Around 1 in 5 people in the UK have a disability. It goes without saying that disability can present in many forms, and that having a visible or invisible disability need not necessarily impact on your ability to work. However, according to the Papworth Trust, disabled people are much less likely to be in employment than others. In January 2016, the UK employment rate among working age disabled people was 46.5%, compared to 84% of non-disabled people. There are many reasons for this, but in the same survey, it was found that some of the most common barriers to work amongst adults with disabilities are the lack of job opportunities, difficulties with transport to work, and lack of disabled access friendly workplaces.
The lack of job opportunities means that often, those with disabilities are forced to take lower-skilled and thus lower-paid, positions than their qualifications merit. Disturbingly, since 2010 the pay gap between disabled people and non-disabled people has actually increased by 35%. This is compounded by the higher living costs associated with living with a disability; statistics show that disabled people’s living costs are 25% higher than those of non-disabled people. Coupled with swingeing cuts to disabled peoples' benefits, life has got much harder for many disabled people on the breadline over the last six years.
This isn’t just a problem in the UK; this is a problem across most member states of the European Union. However, alongside my Labour MEP colleagues, we have taken steps to change this. My colleague, Richard Howitt, has worked tirelessly to campaign for increased rights for those with disabilities, chairing the European Parliament All-Party Disability Rights group. And 87,000 British disabled people have been assisted towards employment by European 'social funding'. A Europe-wide general accessibility act has also been proposed, and supported by Labour MEPs, that could further transform the lives of millions of people.
In terms of disabled rights, the Papworth Trust has suggested that the UK is one of the more progressive EU member states.
But the recent result of the referendum has led to fears that these well-earned rights may be eroded. When the UK leaves the EU, our government will no longer be compelled to develop our laws and rights on disability in step with the other 27 member states. This could mean that rights for British people with disabilities will stay static, or in the worst case scenario, be repealed. Organisations helping those with disabilities into work will no longer be in receipt of European Union funding, which may pose difficulties to its continued function. Some disability employment organisations, as demonstrated with the closure of the Remploy factories, have faced insurmountable challenges when trying to stay open, even in receipt of European Union funding. Organisation closures are only likely to worsen without this safety net.
Brexit will also remove the right of UK citizens to take cases to the European Court of Justice and prevent us from automatically having rights conferred under the European Social Chapter.
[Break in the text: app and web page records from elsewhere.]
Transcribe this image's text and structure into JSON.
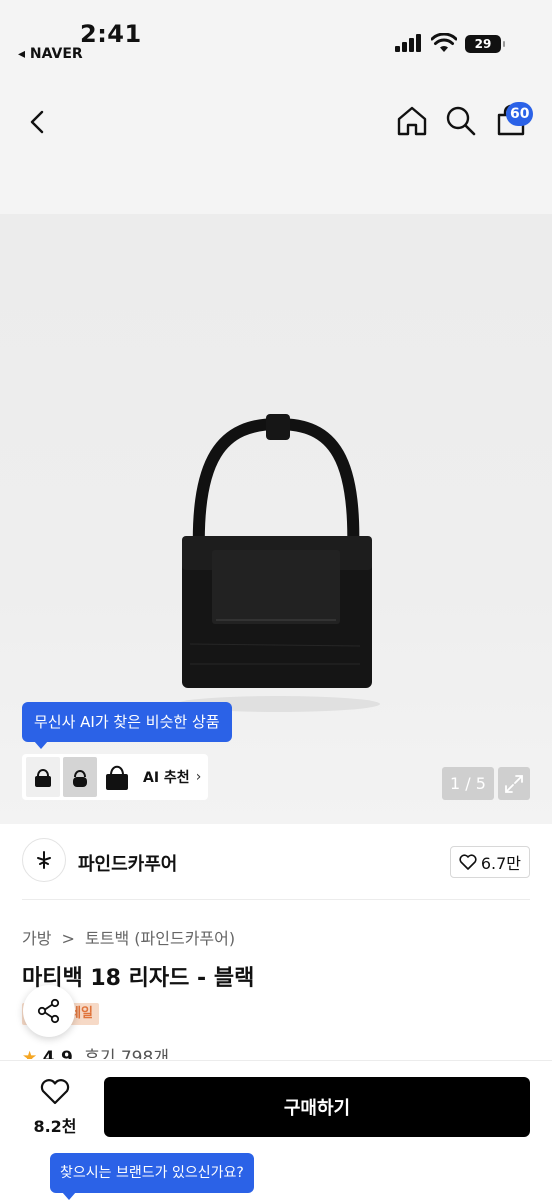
{
  "status_bar": {
    "time": "2:41",
    "back_app": "◂ NAVER",
    "battery": "29"
  },
  "header": {
    "icons": [
      "back-icon",
      "home-icon",
      "search-icon",
      "cart-icon"
    ],
    "cart_badge": "60"
  },
  "gallery": {
    "ai_tooltip": "무신사 AI가 찾은 비슷한 상품",
    "ai_label": "AI 추천",
    "ai_chevron": "›",
    "counter": "1 / 5"
  },
  "brand": {
    "name": "파인드카푸어",
    "likes": "6.7만"
  },
  "product": {
    "breadcrumb": [
      "가방",
      ">",
      "토트백 (파인드카푸어)"
    ],
    "title": "마티백 18 리자드 - 블랙",
    "sale_tag": "세일",
    "rating_star": "★",
    "rating": "4.9",
    "reviews": "후기 798개"
  },
  "bottom_bar": {
    "wish_count": "8.2천",
    "buy_label": "구매하기",
    "brand_tooltip": "찾으시는 브랜드가 있으신가요?"
  },
  "colors": {
    "accent": "#2b62e7",
    "buy_button": "#000000",
    "star": "#f5a623",
    "sale_tag_bg": "#f6d9c6",
    "sale_tag_text": "#e0733a"
  }
}
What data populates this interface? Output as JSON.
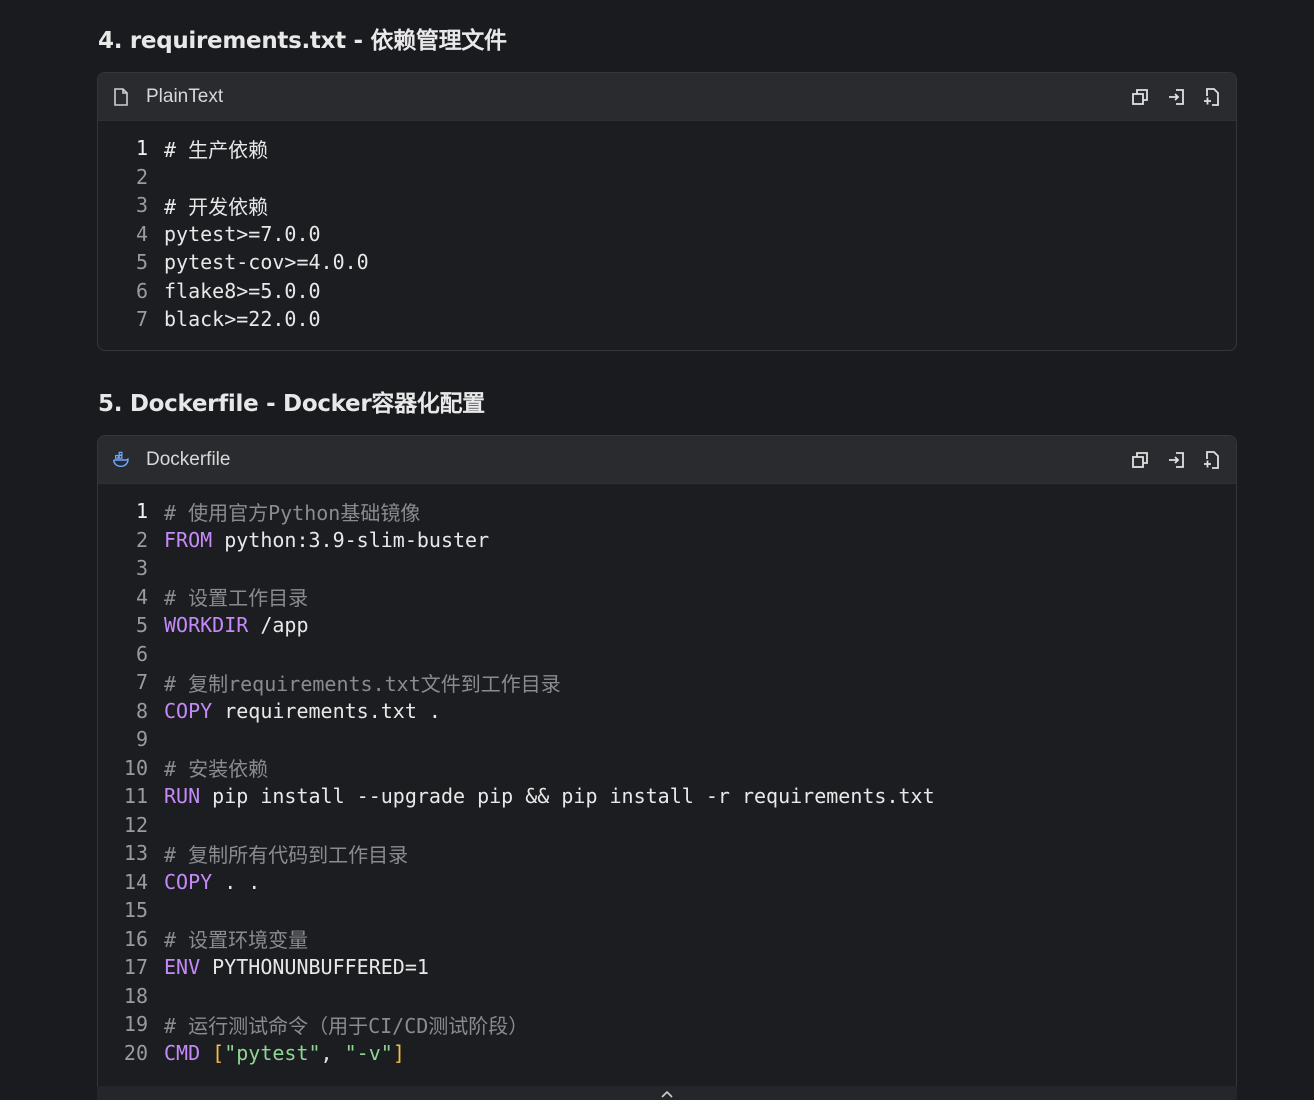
{
  "sections": [
    {
      "title": "4. requirements.txt - 依赖管理文件",
      "lang": "PlainText",
      "icon": "file-icon",
      "lines": [
        [
          {
            "t": "# 生产依赖",
            "c": "plain"
          }
        ],
        [],
        [
          {
            "t": "# 开发依赖",
            "c": "plain"
          }
        ],
        [
          {
            "t": "pytest>=7.0.0",
            "c": "plain"
          }
        ],
        [
          {
            "t": "pytest-cov>=4.0.0",
            "c": "plain"
          }
        ],
        [
          {
            "t": "flake8>=5.0.0",
            "c": "plain"
          }
        ],
        [
          {
            "t": "black>=22.0.0",
            "c": "plain"
          }
        ]
      ]
    },
    {
      "title": "5. Dockerfile - Docker容器化配置",
      "lang": "Dockerfile",
      "icon": "docker-icon",
      "lines": [
        [
          {
            "t": "# 使用官方Python基础镜像",
            "c": "comment"
          }
        ],
        [
          {
            "t": "FROM",
            "c": "kw"
          },
          {
            "t": " python:3.9-slim-buster",
            "c": "plain"
          }
        ],
        [],
        [
          {
            "t": "# 设置工作目录",
            "c": "comment"
          }
        ],
        [
          {
            "t": "WORKDIR",
            "c": "kw"
          },
          {
            "t": " /app",
            "c": "plain"
          }
        ],
        [],
        [
          {
            "t": "# 复制requirements.txt文件到工作目录",
            "c": "comment"
          }
        ],
        [
          {
            "t": "COPY",
            "c": "kw"
          },
          {
            "t": " requirements.txt .",
            "c": "plain"
          }
        ],
        [],
        [
          {
            "t": "# 安装依赖",
            "c": "comment"
          }
        ],
        [
          {
            "t": "RUN",
            "c": "kw"
          },
          {
            "t": " pip install --upgrade pip && pip install -r requirements.txt",
            "c": "plain"
          }
        ],
        [],
        [
          {
            "t": "# 复制所有代码到工作目录",
            "c": "comment"
          }
        ],
        [
          {
            "t": "COPY",
            "c": "kw"
          },
          {
            "t": " . .",
            "c": "plain"
          }
        ],
        [],
        [
          {
            "t": "# 设置环境变量",
            "c": "comment"
          }
        ],
        [
          {
            "t": "ENV",
            "c": "kw"
          },
          {
            "t": " PYTHONUNBUFFERED=1",
            "c": "plain"
          }
        ],
        [],
        [
          {
            "t": "# 运行测试命令（用于CI/CD测试阶段）",
            "c": "comment"
          }
        ],
        [
          {
            "t": "CMD",
            "c": "kw"
          },
          {
            "t": " ",
            "c": "plain"
          },
          {
            "t": "[",
            "c": "bracket"
          },
          {
            "t": "\"pytest\"",
            "c": "str"
          },
          {
            "t": ", ",
            "c": "plain"
          },
          {
            "t": "\"-v\"",
            "c": "str"
          },
          {
            "t": "]",
            "c": "bracket"
          }
        ]
      ]
    }
  ],
  "actions": [
    "copy-icon",
    "insert-icon",
    "new-file-icon"
  ]
}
The Social Chapter has led to a whole host of associated pieces of legislation and strategies including the European Disability Strategy. This strategy, in place between 2010 and 2020, binds the UK Government to a range of goals and targets, ranging from making buildings, goods and services more accessible to people with disabilities, to pledging to make the open labour market more accessible to those with disabilities.
Increasing numbers of children are being born with disabilities, and many more are developing a disability in their adult life. We must ensure that we keep pushing forward to knock down the obstacles preventing those with disabilities from getting the jobs that they deserve.
Following the Brexit vote, it is more important than ever that we keep lobbying the Government to enshrine their commitment to disabled workers’ rights, and that funding for organisations that support people with disabilities in work is maintained.